Four dives today just off of Green Point, a site to the east of Port Angeles. The primary goal of this dive project is to map habitat prior to the removal of the Elwha Dams and provide a baseline against which post-dam conditions can be compared. Green Point is a "control" site and is thought to be far enough away from the Elwha that it won't be affected by the dam removal. It is an interesting area with much finer sediment than we've found in the Elwha drift cell. And today it was evident that the Gray Whales DIG that fine stuff, quite literally. We spotted at least five whales all actively feeding in the fine sediment. They would rise to the surface trailing plumes of sediment behind them as they filtered out all of the goodies. In one case a huge male came about as close to us as I've ever been to a gray AND I captured some video of it...
The diving? Pretty marginal, with low visibility, quite a bit of surge and overall low biological diversity. My highlight of the day was a starry flounder that I had the opportunity to follow around...
I've been thinking for some time about starting this, a new blog to document what still feels like a new life as a bona-fide science nerd. Its only now, with just a few hours of free time in Seattle, that I am making the time. During our trip around the world Christine and I found our blog to be an incredibly useful tool for keeping our family and friends up to date, while also allowing us to process and better understand our experiences. I am hoping for the same with this one. The only difference is that I will be adding this site as a link to a planned professional website - so no foul comments allowed. I will also endeavor to keep my posts appropriate and myself hireable.

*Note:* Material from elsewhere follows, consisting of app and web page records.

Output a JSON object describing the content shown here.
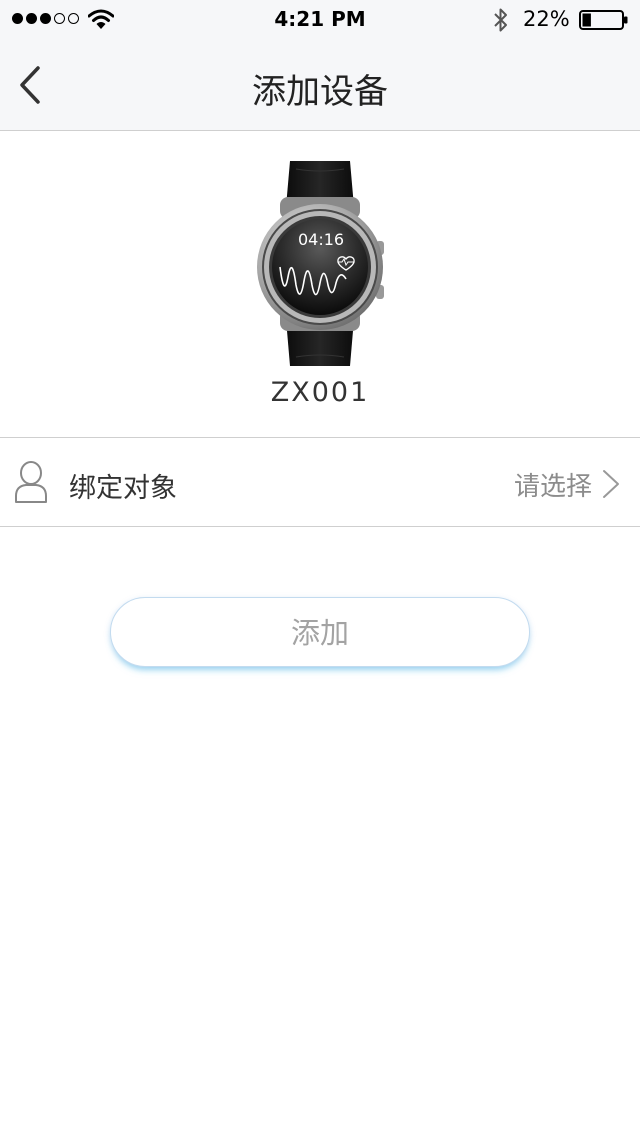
{
  "status_bar": {
    "signal_icon": "signal-dots-icon",
    "time": "4:21 PM",
    "battery_percent": "22%",
    "battery_level": 0.22
  },
  "nav": {
    "title": "添加设备",
    "back_icon": "chevron-left-icon"
  },
  "device": {
    "name": "ZX001",
    "watch_time": "04:16",
    "image_icon": "smartwatch-image"
  },
  "bind_row": {
    "label": "绑定对象",
    "value": "请选择",
    "icon": "person-icon"
  },
  "actions": {
    "add_label": "添加"
  },
  "colors": {
    "nav_background": "#f6f7f9",
    "divider": "#cfcfcf",
    "button_border": "#c3dbef",
    "button_glow": "#50c8f0"
  }
}
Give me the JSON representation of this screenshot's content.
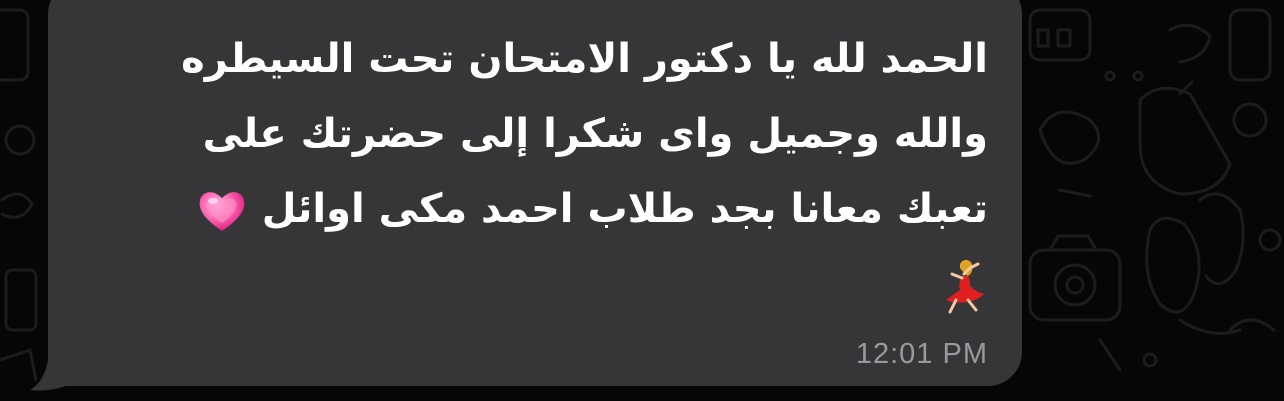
{
  "message": {
    "lines": [
      "الحمد لله يا دكتور الامتحان تحت السيطره",
      "والله وجميل واى شكرا إلى حضرتك على",
      "تعبك معانا بجد طلاب احمد مكى اوائل"
    ],
    "emojis": [
      "growing-heart-emoji",
      "dancer-emoji"
    ],
    "time": "12:01 PM"
  },
  "colors": {
    "background": "#060606",
    "bubble": "#363638",
    "text": "#ffffff",
    "timestamp": "#9a9a9e"
  }
}
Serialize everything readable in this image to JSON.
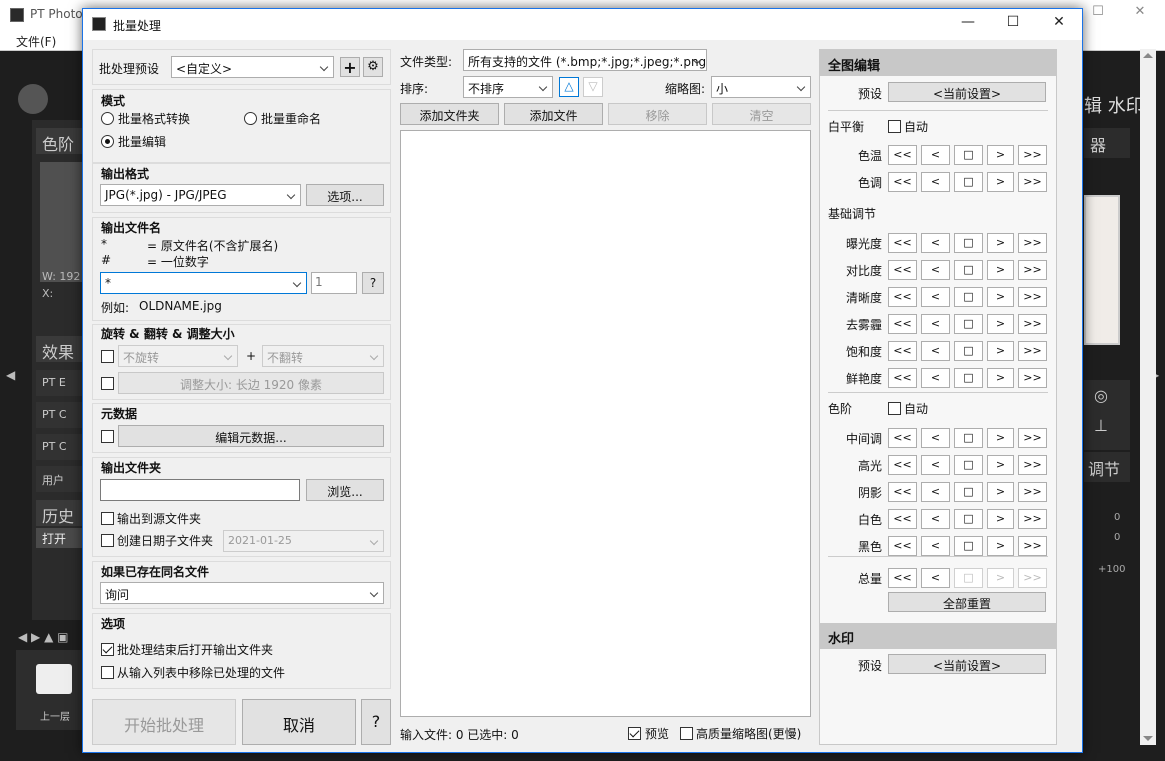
{
  "bg": {
    "app_title": "PT Photo",
    "menu_file": "文件(F)",
    "right_tabs": "辑 水印",
    "open_item": "打开",
    "folder_up": "上一层",
    "left_rows": [
      "PT E",
      "PT C",
      "PT C",
      "用户"
    ],
    "left_sections": [
      "色阶",
      "效果",
      "历史"
    ],
    "info_w": "W:   192",
    "info_x": "X:",
    "right_sec": "器",
    "right_sec2": "调节",
    "right_vals": [
      "0",
      "0",
      "+100"
    ]
  },
  "dialog": {
    "title": "批量处理",
    "preset_label": "批处理预设",
    "preset_value": "<自定义>",
    "mode": {
      "title": "模式",
      "format_convert": "批量格式转换",
      "rename": "批量重命名",
      "edit": "批量编辑"
    },
    "output_format": {
      "title": "输出格式",
      "value": "JPG(*.jpg) - JPG/JPEG",
      "options_btn": "选项..."
    },
    "output_name": {
      "title": "输出文件名",
      "star_sym": "*",
      "star_desc": "= 原文件名(不含扩展名)",
      "hash_sym": "#",
      "hash_desc": "= 一位数字",
      "input_value": "*",
      "num_value": "1",
      "help": "?",
      "example_label": "例如:",
      "example_value": "OLDNAME.jpg"
    },
    "rotate": {
      "title": "旋转 & 翻转 & 调整大小",
      "rotate_value": "不旋转",
      "plus": "+",
      "flip_value": "不翻转",
      "resize_btn": "调整大小: 长边 1920 像素"
    },
    "metadata": {
      "title": "元数据",
      "edit_btn": "编辑元数据..."
    },
    "output_folder": {
      "title": "输出文件夹",
      "browse_btn": "浏览...",
      "to_source": "输出到源文件夹",
      "date_sub": "创建日期子文件夹",
      "date_value": "2021-01-25"
    },
    "exists": {
      "title": "如果已存在同名文件",
      "value": "询问"
    },
    "options": {
      "title": "选项",
      "open_folder": "批处理结束后打开输出文件夹",
      "remove_processed": "从输入列表中移除已处理的文件"
    },
    "start_btn": "开始批处理",
    "cancel_btn": "取消",
    "help_btn": "?",
    "file_type_label": "文件类型:",
    "file_type_value": "所有支持的文件 (*.bmp;*.jpg;*.jpeg;*.png",
    "sort_label": "排序:",
    "sort_value": "不排序",
    "sort_asc": "△",
    "sort_desc": "▽",
    "thumb_label": "缩略图:",
    "thumb_value": "小",
    "add_folder": "添加文件夹",
    "add_file": "添加文件",
    "remove": "移除",
    "clear": "清空",
    "status": "输入文件: 0  已选中: 0",
    "preview": "预览",
    "hq_thumb": "高质量缩略图(更慢)",
    "right": {
      "full_edit": "全图编辑",
      "preset_label": "预设",
      "preset_value": "<当前设置>",
      "wb": "白平衡",
      "auto": "自动",
      "temp": "色温",
      "tint": "色调",
      "basic": "基础调节",
      "exposure": "曝光度",
      "contrast": "对比度",
      "clarity": "清晰度",
      "dehaze": "去雾霾",
      "saturation": "饱和度",
      "vibrance": "鲜艳度",
      "levels": "色阶",
      "mid": "中间调",
      "highlight": "高光",
      "shadow": "阴影",
      "white": "白色",
      "black": "黑色",
      "total": "总量",
      "reset_all": "全部重置",
      "watermark": "水印",
      "wm_preset_label": "预设",
      "wm_preset_value": "<当前设置>",
      "ctrl": [
        "<<",
        "<",
        "□",
        ">",
        ">>"
      ]
    }
  }
}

I've been in Washington for a month now, engaged in three projects: Two on the beach adjacent to the Elwha River mouth and one sub-tidal SCUBA-based project. With two weeks to go, I remain as excited as ever even as I start to tire of living out of a suitcase. Tomorrow, I leave Seattle again for Port Angeles, and prepare for another session of dives along the Elwha Shoreline. This project is revealing ecological patterns in the coastal zone...and allowing us to discover just how common both sunflower stars really are in this area.
As the Coastal Hazards Specialist for Washington Sea Grant I spend my time on research, education and outreach on topics like chronic erosion, climate change, tsunami and other coastal hazards. Current projects include:
1) monitoring the shoreline of the Elwha River delta to detect changes due to the Elwha Dam Removal
2) Assessing the influence of climate change on the resources of the Olympic Coast National Marine Sanctuary
3) Evaluating the impact of debris from the Tohoku tsunami on the shorelines of the Olympic Peninsula